Climbing plants aside, do some plants look better than others next to a chain-link fence? This isn't a great shot, but it's actually true to life.That's an astilbe there, in case you didn't see it. Not the lovely green columbine with pink flowers to the right, the irises and lilies-of-the valley in the back, nor the flopping tulip leaves to the left...but the shadowy thing in the middle.
I love astilbe. It likes part shade and comes back strong every year. It shoots up amazing red brushy plumes about twice each summer. The leaves are small, sharp and elegant, and it's easy to care for.
But sometimes I forget it's there. Some plants have to play a supporting role, fine. But it seems to me that those airy, thin, dark green leaves (with a dark reddish tinge) fail to pack a punch beside a chain-link fence.
But look how these fat magnolia leaves offer such a great, soft, lush contrast to the fence, even hiding it. They give genuine substance to the garden, something a chain-link fence lacks, since it's practically all air (though that's a benefit, as I'll discuss in another post).
It's not just the height of the plant, I think. Take this humble chrysanthemum with its silvery green foliage. It's hardly bright, or translucent, and the leaves have a fine, feathered shape. Yet it stands out pretty well even from outside, perhaps because of its density.
Am I completely mistaken? Is it just my garden? Or is it possible to lay out guidelines for plants beside a chain-link fence? --Other than hiding it, I mean.
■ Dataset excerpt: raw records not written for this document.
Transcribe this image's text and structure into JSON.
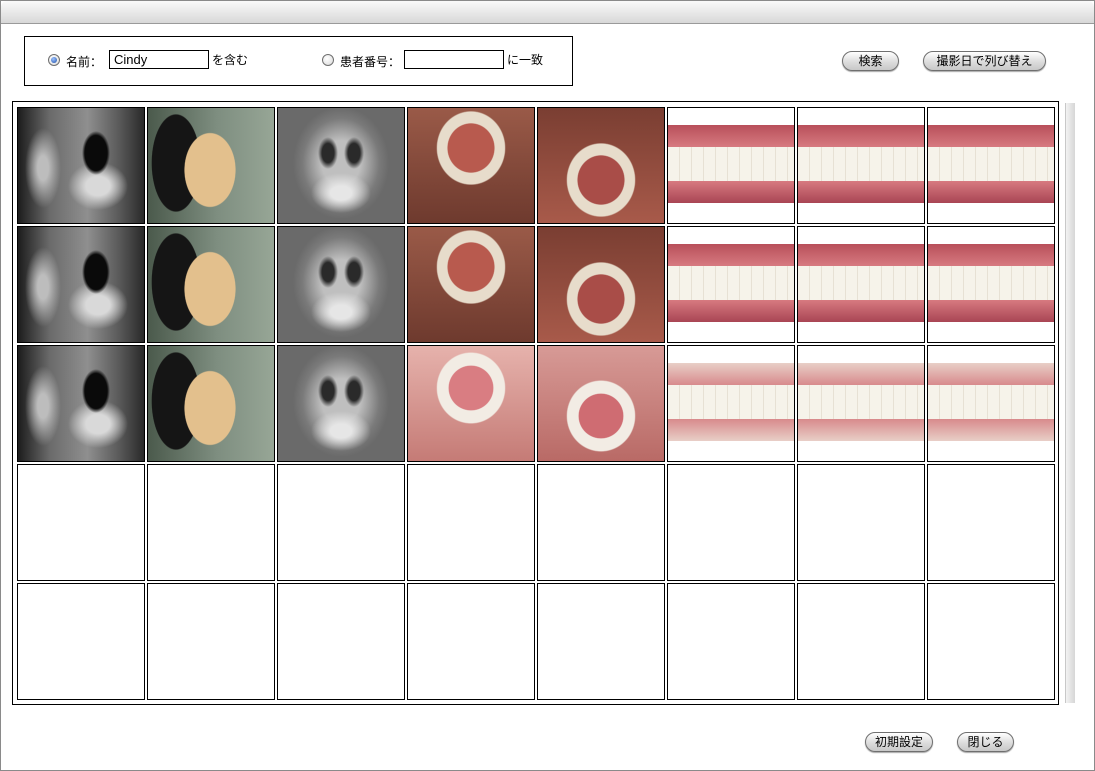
{
  "search": {
    "name_label": "名前：",
    "name_value": "Cindy",
    "contains_label": "を含む",
    "patient_no_label": "患者番号：",
    "patient_no_value": "",
    "match_label": "に一致",
    "selected_mode": "name"
  },
  "buttons": {
    "search": "検索",
    "sort_by_date": "撮影日で列び替え",
    "reset": "初期設定",
    "close": "閉じる"
  },
  "grid": {
    "columns": 8,
    "rows": [
      [
        "lateral-ceph-xray",
        "facial-profile-photo",
        "frontal-ceph-xray",
        "upper-occlusal-photo",
        "lower-occlusal-photo",
        "right-buccal-photo",
        "frontal-intraoral-photo",
        "left-buccal-photo"
      ],
      [
        "lateral-ceph-xray",
        "facial-profile-photo",
        "frontal-ceph-xray",
        "upper-occlusal-photo",
        "lower-occlusal-photo",
        "right-buccal-photo",
        "frontal-intraoral-photo",
        "left-buccal-photo"
      ],
      [
        "lateral-ceph-xray",
        "facial-profile-photo",
        "frontal-ceph-xray",
        "upper-occlusal-photo",
        "lower-occlusal-photo",
        "right-buccal-photo",
        "frontal-intraoral-photo",
        "left-buccal-photo"
      ],
      [
        "empty",
        "empty",
        "empty",
        "empty",
        "empty",
        "empty",
        "empty",
        "empty"
      ],
      [
        "empty",
        "empty",
        "empty",
        "empty",
        "empty",
        "empty",
        "empty",
        "empty"
      ]
    ]
  }
}
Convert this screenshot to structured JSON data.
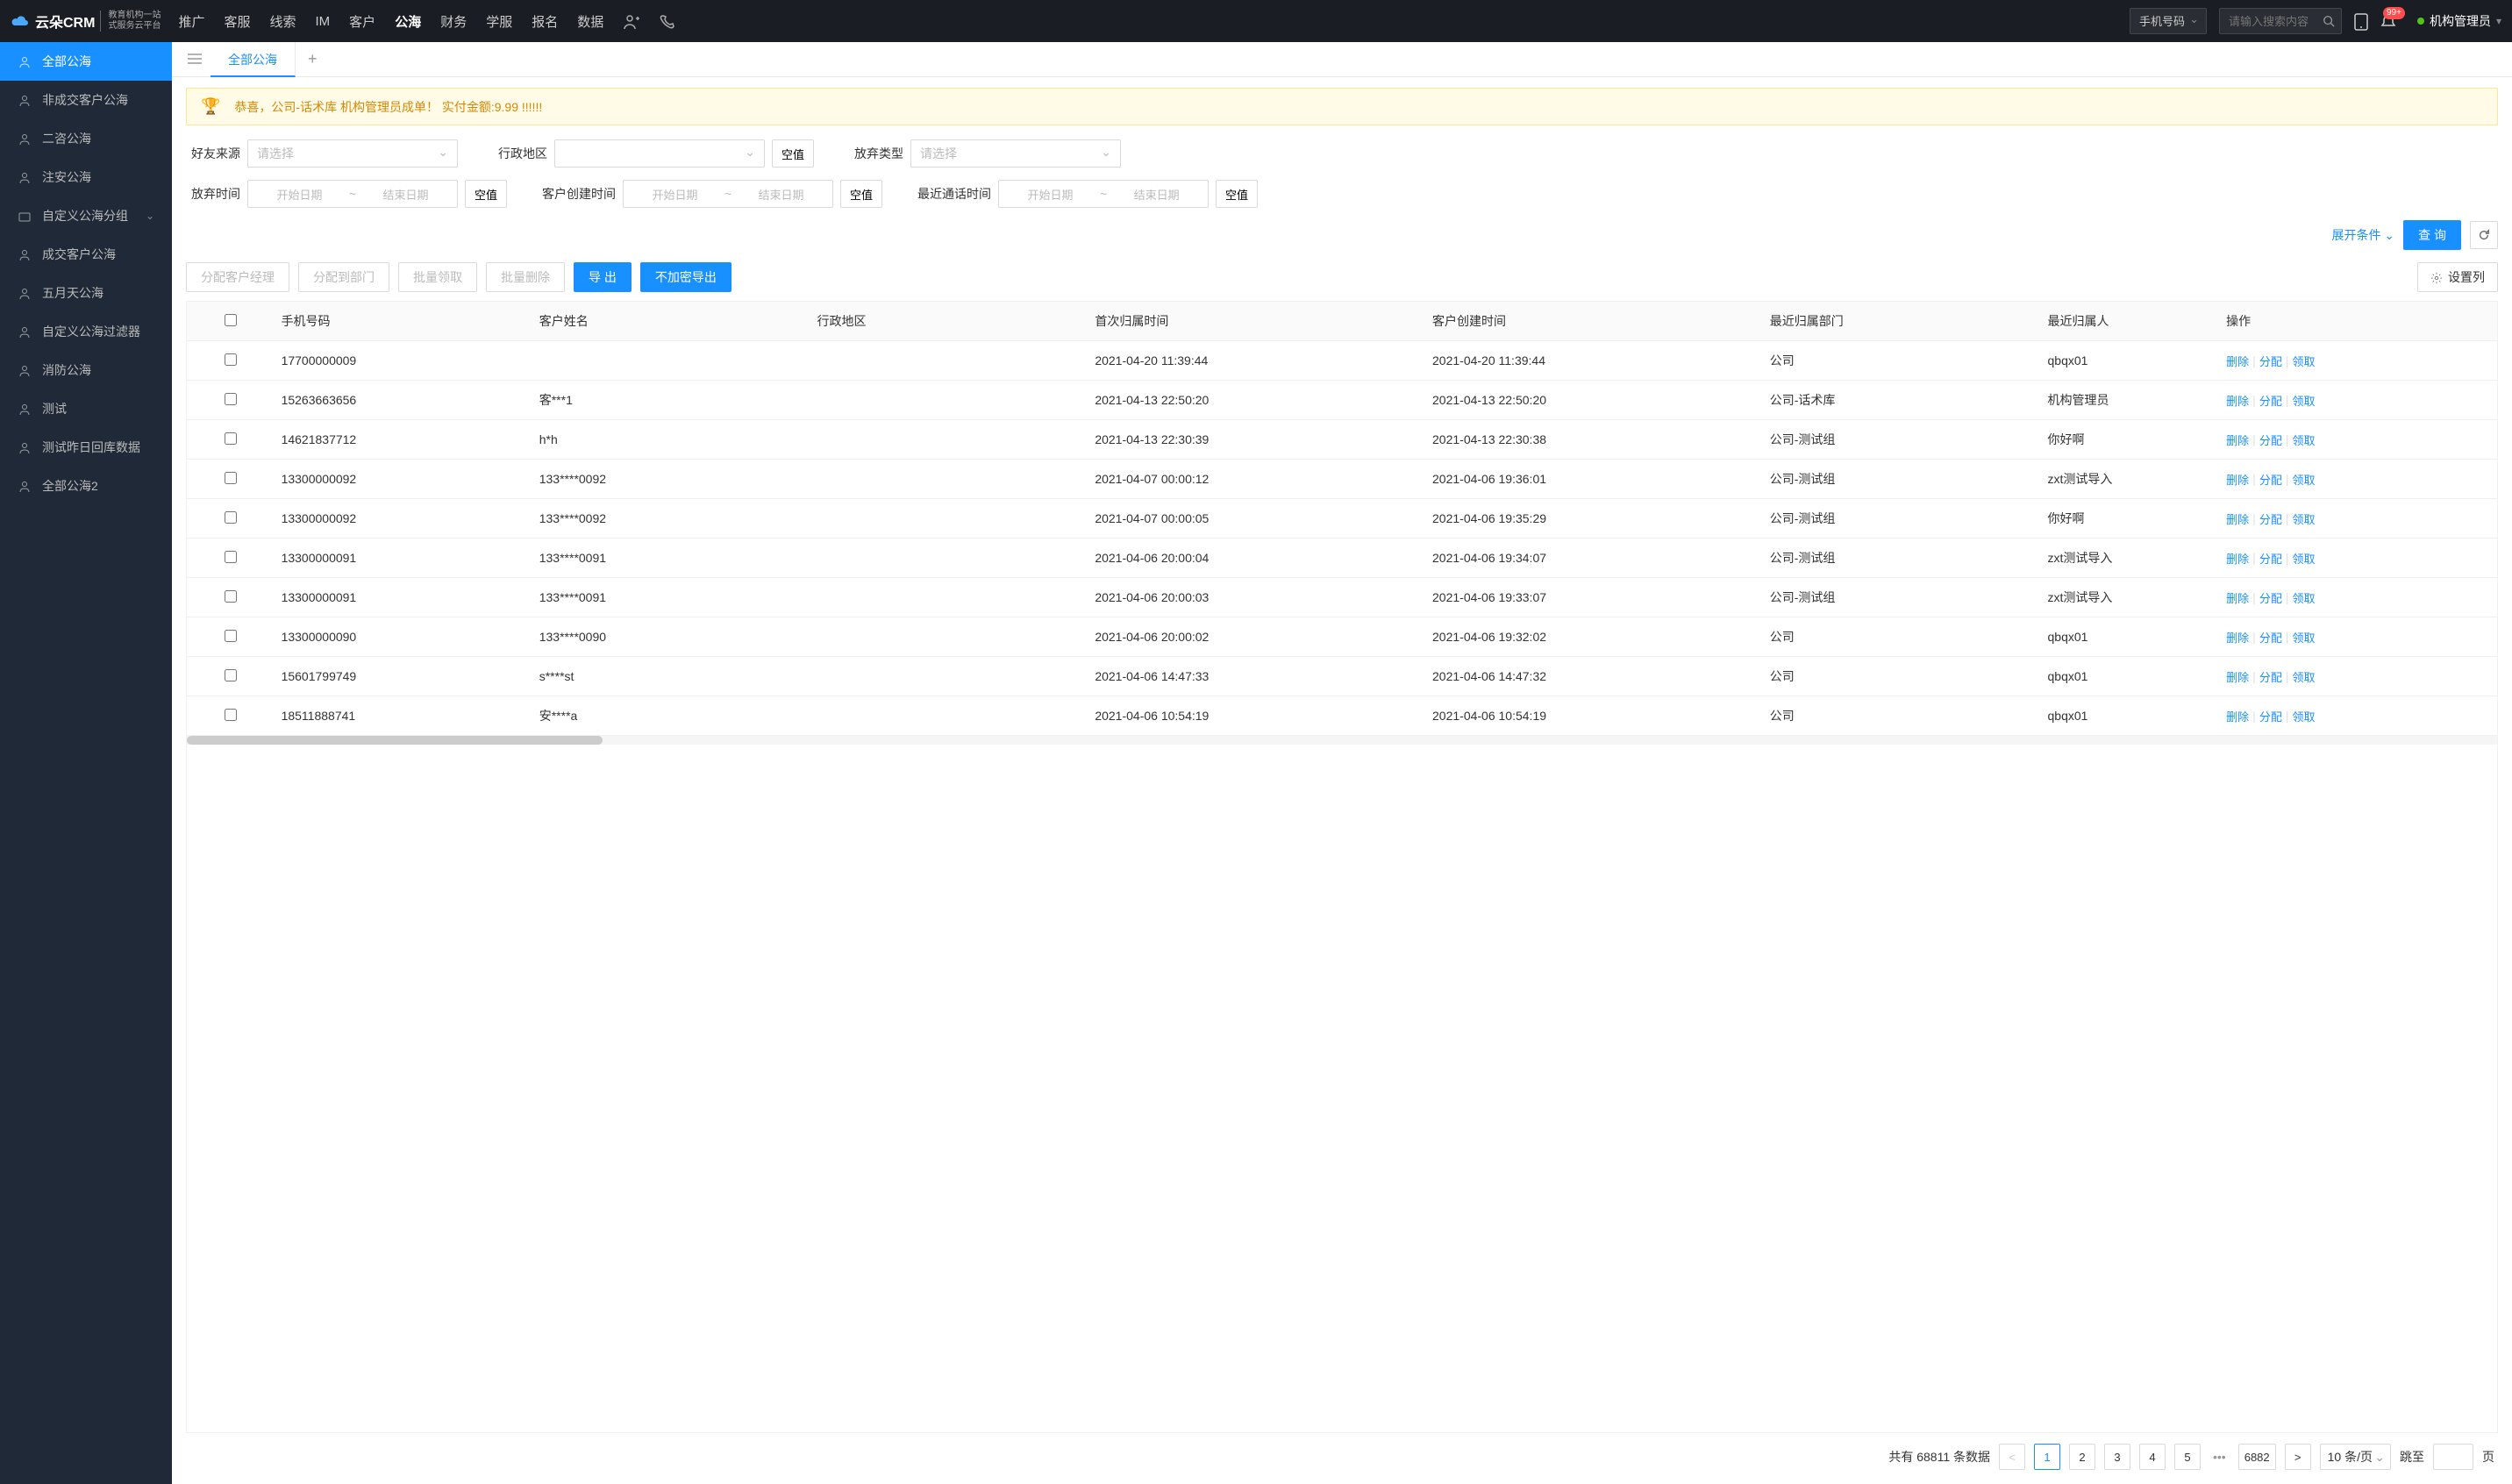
{
  "header": {
    "logo_main": "云朵CRM",
    "logo_sub_line1": "教育机构一站",
    "logo_sub_line2": "式服务云平台",
    "logo_url": "www.yunduocrm.com",
    "nav": [
      "推广",
      "客服",
      "线索",
      "IM",
      "客户",
      "公海",
      "财务",
      "学服",
      "报名",
      "数据"
    ],
    "nav_active_index": 5,
    "search_type": "手机号码",
    "search_placeholder": "请输入搜索内容",
    "badge": "99+",
    "user_name": "机构管理员"
  },
  "sidebar": {
    "items": [
      {
        "label": "全部公海",
        "icon": "users"
      },
      {
        "label": "非成交客户公海",
        "icon": "users"
      },
      {
        "label": "二咨公海",
        "icon": "users"
      },
      {
        "label": "注安公海",
        "icon": "users"
      },
      {
        "label": "自定义公海分组",
        "icon": "folder",
        "expandable": true
      },
      {
        "label": "成交客户公海",
        "icon": "users"
      },
      {
        "label": "五月天公海",
        "icon": "users"
      },
      {
        "label": "自定义公海过滤器",
        "icon": "users"
      },
      {
        "label": "消防公海",
        "icon": "users"
      },
      {
        "label": "测试",
        "icon": "users"
      },
      {
        "label": "测试昨日回库数据",
        "icon": "users"
      },
      {
        "label": "全部公海2",
        "icon": "users"
      }
    ],
    "active_index": 0
  },
  "tabs": {
    "items": [
      "全部公海"
    ],
    "active_index": 0
  },
  "banner": {
    "text": "恭喜，公司-话术库  机构管理员成单！  实付金额:9.99 !!!!!!"
  },
  "filters": {
    "row1": [
      {
        "label": "好友来源",
        "type": "select",
        "placeholder": "请选择"
      },
      {
        "label": "行政地区",
        "type": "select",
        "placeholder": "",
        "clear": "空值"
      },
      {
        "label": "放弃类型",
        "type": "select",
        "placeholder": "请选择"
      }
    ],
    "row2": [
      {
        "label": "放弃时间",
        "type": "daterange",
        "start": "开始日期",
        "end": "结束日期",
        "clear": "空值"
      },
      {
        "label": "客户创建时间",
        "type": "daterange",
        "start": "开始日期",
        "end": "结束日期",
        "clear": "空值"
      },
      {
        "label": "最近通话时间",
        "type": "daterange",
        "start": "开始日期",
        "end": "结束日期",
        "clear": "空值"
      }
    ],
    "expand_label": "展开条件",
    "query_label": "查 询"
  },
  "action_bar": {
    "buttons": [
      {
        "label": "分配客户经理",
        "disabled": true
      },
      {
        "label": "分配到部门",
        "disabled": true
      },
      {
        "label": "批量领取",
        "disabled": true
      },
      {
        "label": "批量删除",
        "disabled": true
      },
      {
        "label": "导 出",
        "primary": true
      },
      {
        "label": "不加密导出",
        "primary": true
      }
    ],
    "settings_label": "设置列"
  },
  "table": {
    "columns": [
      "手机号码",
      "客户姓名",
      "行政地区",
      "首次归属时间",
      "客户创建时间",
      "最近归属部门",
      "最近归属人",
      "操作"
    ],
    "op_labels": {
      "delete": "删除",
      "assign": "分配",
      "claim": "领取"
    },
    "rows": [
      {
        "phone": "17700000009",
        "name": "",
        "region": "",
        "first_time": "2021-04-20 11:39:44",
        "create_time": "2021-04-20 11:39:44",
        "dept": "公司",
        "owner": "qbqx01"
      },
      {
        "phone": "15263663656",
        "name": "客***1",
        "region": "",
        "first_time": "2021-04-13 22:50:20",
        "create_time": "2021-04-13 22:50:20",
        "dept": "公司-话术库",
        "owner": "机构管理员"
      },
      {
        "phone": "14621837712",
        "name": "h*h",
        "region": "",
        "first_time": "2021-04-13 22:30:39",
        "create_time": "2021-04-13 22:30:38",
        "dept": "公司-测试组",
        "owner": "你好啊"
      },
      {
        "phone": "13300000092",
        "name": "133****0092",
        "region": "",
        "first_time": "2021-04-07 00:00:12",
        "create_time": "2021-04-06 19:36:01",
        "dept": "公司-测试组",
        "owner": "zxt测试导入"
      },
      {
        "phone": "13300000092",
        "name": "133****0092",
        "region": "",
        "first_time": "2021-04-07 00:00:05",
        "create_time": "2021-04-06 19:35:29",
        "dept": "公司-测试组",
        "owner": "你好啊"
      },
      {
        "phone": "13300000091",
        "name": "133****0091",
        "region": "",
        "first_time": "2021-04-06 20:00:04",
        "create_time": "2021-04-06 19:34:07",
        "dept": "公司-测试组",
        "owner": "zxt测试导入"
      },
      {
        "phone": "13300000091",
        "name": "133****0091",
        "region": "",
        "first_time": "2021-04-06 20:00:03",
        "create_time": "2021-04-06 19:33:07",
        "dept": "公司-测试组",
        "owner": "zxt测试导入"
      },
      {
        "phone": "13300000090",
        "name": "133****0090",
        "region": "",
        "first_time": "2021-04-06 20:00:02",
        "create_time": "2021-04-06 19:32:02",
        "dept": "公司",
        "owner": "qbqx01"
      },
      {
        "phone": "15601799749",
        "name": "s****st",
        "region": "",
        "first_time": "2021-04-06 14:47:33",
        "create_time": "2021-04-06 14:47:32",
        "dept": "公司",
        "owner": "qbqx01"
      },
      {
        "phone": "18511888741",
        "name": "安****a",
        "region": "",
        "first_time": "2021-04-06 10:54:19",
        "create_time": "2021-04-06 10:54:19",
        "dept": "公司",
        "owner": "qbqx01"
      }
    ]
  },
  "pagination": {
    "total_prefix": "共有",
    "total": "68811",
    "total_suffix": "条数据",
    "pages": [
      "1",
      "2",
      "3",
      "4",
      "5"
    ],
    "last_page": "6882",
    "active_page": "1",
    "page_size_label": "10 条/页",
    "jump_label": "跳至",
    "jump_suffix": "页"
  }
}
Then again, I've also been reconsidering the supposed ugliness of chain-link fences. Perhaps I'm looking at it all wrong...